  • During the writing, we attempted to follow what we emphasize in the book. Thus, it was written following several Agile principles and practices. Each chapter was treated as a sprint; once completed, it was made available for use, critique, and suggestions. Similar to software development, I believe it’s risky in today’s times to spend years writing a manuscript locked in my office before making it public.


This book is intended for undergraduate students. It was created for use in curricula that have a single 60-hour Software Engineering course. However, in conjunction with other books, it can be used in degrees with two or more classes in the field.

It can also be used in technical and technological degrees. Indeed, we tried to use clear language, close to colloquial language, to reduce the barriers to the book’s adoption. Finally, we also wrote the book with industry professionals in mind, especially those who are seeking to improve their knowledge on modern Software Engineering topics.


Readers should have knowledge of basic programming concepts, algorithms, and data structures. Additionally, we highly recommend knowledge of object-oriented concepts. Assuming a 4-year undergraduate degree, students should be in the second half to best benefit from our book.
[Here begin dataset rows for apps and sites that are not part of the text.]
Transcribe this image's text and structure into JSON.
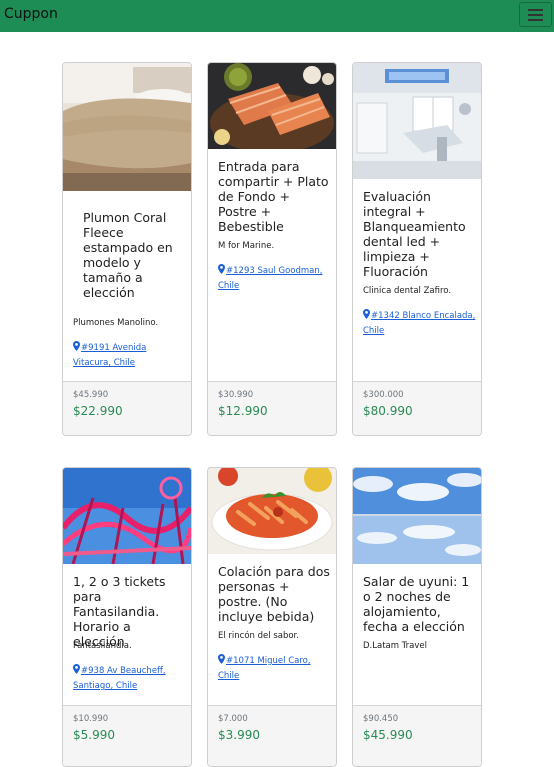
{
  "navbar": {
    "brand": "Cuppon",
    "menu_icon": "hamburger-icon"
  },
  "colors": {
    "navbar": "#1e8c55",
    "price": "#2a8a55",
    "link": "#1a5fd6"
  },
  "cards": [
    {
      "image": "blanket-bed-photo",
      "title": "Plumon Coral Fleece estampado en modelo y tamaño a elección",
      "merchant": "Plumones Manolino.",
      "location": "#9191 Avenida Vitacura, Chile",
      "old_price": "$45.990",
      "price": "$22.990"
    },
    {
      "image": "salmon-dish-photo",
      "title": "Entrada para compartir + Plato de Fondo + Postre + Bebestible",
      "merchant": "M for Marine.",
      "location": "#1293 Saul Goodman, Chile",
      "old_price": "$30.990",
      "price": "$12.990"
    },
    {
      "image": "dental-clinic-photo",
      "title": "Evaluación integral + Blanqueamiento dental led + limpieza + Fluoración",
      "merchant": "Clinica dental Zafiro.",
      "location": "#1342 Blanco Encalada, Chile",
      "old_price": "$300.000",
      "price": "$80.990"
    },
    {
      "image": "amusement-park-photo",
      "title": "1, 2 o 3 tickets para Fantasilandia. Horario a elección",
      "merchant": "Fantasilandia.",
      "location": "#938 Av Beaucheff, Santiago, Chile",
      "old_price": "$10.990",
      "price": "$5.990"
    },
    {
      "image": "pasta-dish-photo",
      "title": "Colación para dos personas + postre. (No incluye bebida)",
      "merchant": "El rincón del sabor.",
      "location": "#1071 Miguel Caro, Chile",
      "old_price": "$7.000",
      "price": "$3.990"
    },
    {
      "image": "salt-flat-photo",
      "title": "Salar de uyuni: 1 o 2 noches de alojamiento, fecha a elección",
      "merchant": "D.Latam Travel",
      "location": "",
      "old_price": "$90.450",
      "price": "$45.990"
    }
  ]
}
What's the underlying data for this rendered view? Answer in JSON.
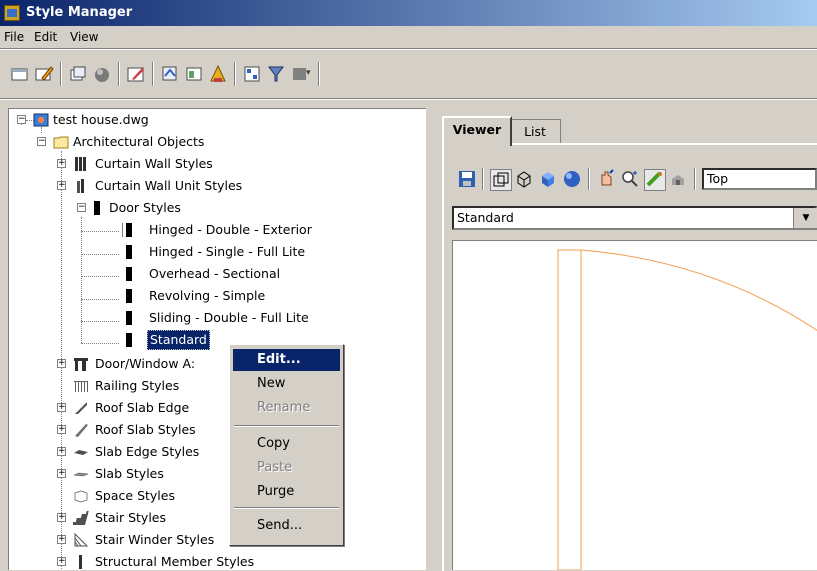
{
  "window": {
    "title": "Style Manager"
  },
  "menu": [
    {
      "label": "File"
    },
    {
      "label": "Edit"
    },
    {
      "label": "View"
    }
  ],
  "toolbar": {
    "icons": [
      "new-icon",
      "open-drawing-icon",
      "copy-icon",
      "purge-icon",
      "edit-style-icon",
      "set-from-icon",
      "toggle-view-icon",
      "sort-icon",
      "filter-style-icon",
      "show-display-icon",
      "dropdown-icon"
    ]
  },
  "tree": {
    "root": "test house.dwg",
    "group": "Architectural Objects",
    "items": [
      {
        "label": "Curtain Wall Styles"
      },
      {
        "label": "Curtain Wall Unit Styles"
      },
      {
        "label": "Door Styles"
      },
      {
        "label": "Hinged - Double - Exterior"
      },
      {
        "label": "Hinged - Single - Full Lite"
      },
      {
        "label": "Overhead - Sectional"
      },
      {
        "label": "Revolving - Simple"
      },
      {
        "label": "Sliding - Double - Full Lite"
      },
      {
        "label": "Standard"
      },
      {
        "label": "Door/Window A:"
      },
      {
        "label": "Railing Styles"
      },
      {
        "label": "Roof Slab Edge"
      },
      {
        "label": "Roof Slab Styles"
      },
      {
        "label": "Slab Edge Styles"
      },
      {
        "label": "Slab Styles"
      },
      {
        "label": "Space Styles"
      },
      {
        "label": "Stair Styles"
      },
      {
        "label": "Stair Winder Styles"
      },
      {
        "label": "Structural Member Styles"
      }
    ]
  },
  "context_menu": {
    "items": [
      {
        "label": "Edit...",
        "highlighted": true
      },
      {
        "label": "New"
      },
      {
        "label": "Rename",
        "disabled": true
      },
      {
        "label": "Copy"
      },
      {
        "label": "Paste",
        "disabled": true
      },
      {
        "label": "Purge"
      },
      {
        "label": "Send..."
      }
    ]
  },
  "tabs": [
    {
      "label": "Viewer",
      "active": true
    },
    {
      "label": "List"
    }
  ],
  "viewer": {
    "view_combo": "Top",
    "display_combo": "Standard"
  },
  "colors": {
    "selection": "#0a246a",
    "door_arc": "#f0a050"
  }
}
Marco Tulio Valente

Belo Horizonte, February 10, 2020.


Marco Tulio Valente holds a Ph.D. in Computer Science from the Federal University of Minas Gerais, Brazil, where he is an Associate Professor in the Department of Computer Science since 2009. Previously, he was an adjunct professor at PUC Minas for 11 years and a senior systems analyst at a telecommunication company for 4 years. He is the author of more than 150 scientific papers and has supervised over 30 master’s dissertations and 15 doctoral theses.


I would like to thank the more than 30 students who have been part of the ASERG research group in the last decade. A substantial part of the book’s content has its origin in the work of our group. I would like to thank professors Eduardo Figueiredo and André Hora, my colleagues at DCC/UFMG, who reviewed some chapters of the book. And to Prof. José Luis Braga, who gave valuable suggestions to improve the text. I’d like to thank the students of the postgraduate course we offered in the second semester of 2019 who helped us to calibrate and refine the book’s content. Especially, Ulisses Fernandes and Fábio Ferreira, for their careful review. My thanks also go to Aline Brito, who helped convert the text into the final format, and to João Eduardo Montandon and Hudson Borges, for reviewing the appendix on Git. Finally, to Osvaldo and Cynthia Valente, for proofreading parts of the manuscript.